But first I stained the tailpiece that I made yesterday. Yesterday evening I went out to the shop periodically to wet sand the tailpiece. This morning it was all ready to go. I want it to be the same color as the rest of the maple, so I got out my staining stuff.
This was a quick job because it was just the one small piece. Here it is all stained.
OK, back to the tailpiece. Here is the piece of walnut that I had used last time.
You can see where I cut out the other tailpiece. There should be enough wood on the right side to get this new one. Before I started cutting I smoothed off the board using the card scraper.
Then I drew in a basic shape. I wanted to make a shape that is similar to the shape of the peghead like I did on the other tailpiece.
That is about as close as I can come given the shape of the piece of wood. I need to leave enough space at the wide end for the string holes. I sawed the shape out with the coping saw.
Here it is.
I carved it to its final shape with the rasp etc. and marked it for the string holes.

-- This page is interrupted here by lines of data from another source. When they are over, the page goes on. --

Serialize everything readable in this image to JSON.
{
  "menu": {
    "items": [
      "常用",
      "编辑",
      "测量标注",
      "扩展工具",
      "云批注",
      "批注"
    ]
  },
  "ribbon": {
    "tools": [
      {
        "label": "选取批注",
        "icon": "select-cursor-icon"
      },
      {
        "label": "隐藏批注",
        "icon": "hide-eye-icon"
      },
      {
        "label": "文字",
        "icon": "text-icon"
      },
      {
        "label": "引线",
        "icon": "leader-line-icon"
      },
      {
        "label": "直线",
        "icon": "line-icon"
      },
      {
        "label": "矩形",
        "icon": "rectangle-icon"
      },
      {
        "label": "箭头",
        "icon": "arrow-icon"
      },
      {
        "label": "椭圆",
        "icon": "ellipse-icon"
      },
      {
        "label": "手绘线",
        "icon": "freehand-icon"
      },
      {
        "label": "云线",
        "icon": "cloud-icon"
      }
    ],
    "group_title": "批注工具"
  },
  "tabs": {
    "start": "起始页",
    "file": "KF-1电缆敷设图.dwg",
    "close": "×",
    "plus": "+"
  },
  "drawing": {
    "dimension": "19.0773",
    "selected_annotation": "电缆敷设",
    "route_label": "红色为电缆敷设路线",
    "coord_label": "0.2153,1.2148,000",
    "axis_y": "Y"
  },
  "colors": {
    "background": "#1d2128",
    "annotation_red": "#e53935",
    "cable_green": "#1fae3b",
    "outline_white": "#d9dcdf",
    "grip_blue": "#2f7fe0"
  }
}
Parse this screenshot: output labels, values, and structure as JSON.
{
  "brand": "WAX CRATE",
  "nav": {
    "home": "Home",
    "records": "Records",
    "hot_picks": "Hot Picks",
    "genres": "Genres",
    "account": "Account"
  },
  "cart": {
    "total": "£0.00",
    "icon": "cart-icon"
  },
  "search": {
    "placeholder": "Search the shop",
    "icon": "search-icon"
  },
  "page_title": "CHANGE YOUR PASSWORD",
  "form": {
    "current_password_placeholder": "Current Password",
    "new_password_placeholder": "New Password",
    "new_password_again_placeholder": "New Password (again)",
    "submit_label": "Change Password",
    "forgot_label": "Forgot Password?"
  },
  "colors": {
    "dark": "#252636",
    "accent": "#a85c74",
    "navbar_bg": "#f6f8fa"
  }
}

The holes are 3/8" apart and 1/4" from the top edge of the wood. I could not figure out a way to cut a notch in the tailpiece without compromising the spacing of the holes or their balance. So I decided to keep the piece symmetrical.
Clamped to the bench.
I drilled the holes using a 7/64" drill bit. I don't remember where that number came from. I used it last time so I used it again. I chamfered the edges of the holes with a 3/16" drill bit by holding the bit in my fingers and gently twirling it in the holes. Then there was the usual sanding etc.
While I had the sandpaper out I did some more sanding on the peg buttons. I had shaped them previously, but they also needed to be finish sanded. After the banjo is done I will put some finish on the buttons, although not on the shafts. The shafts have to stay unfinished in order to work properly.
I spent another 3 hours today. It seems like a lot for such small progress, but sanding all those small parts takes time.
Original post date July 28, 2009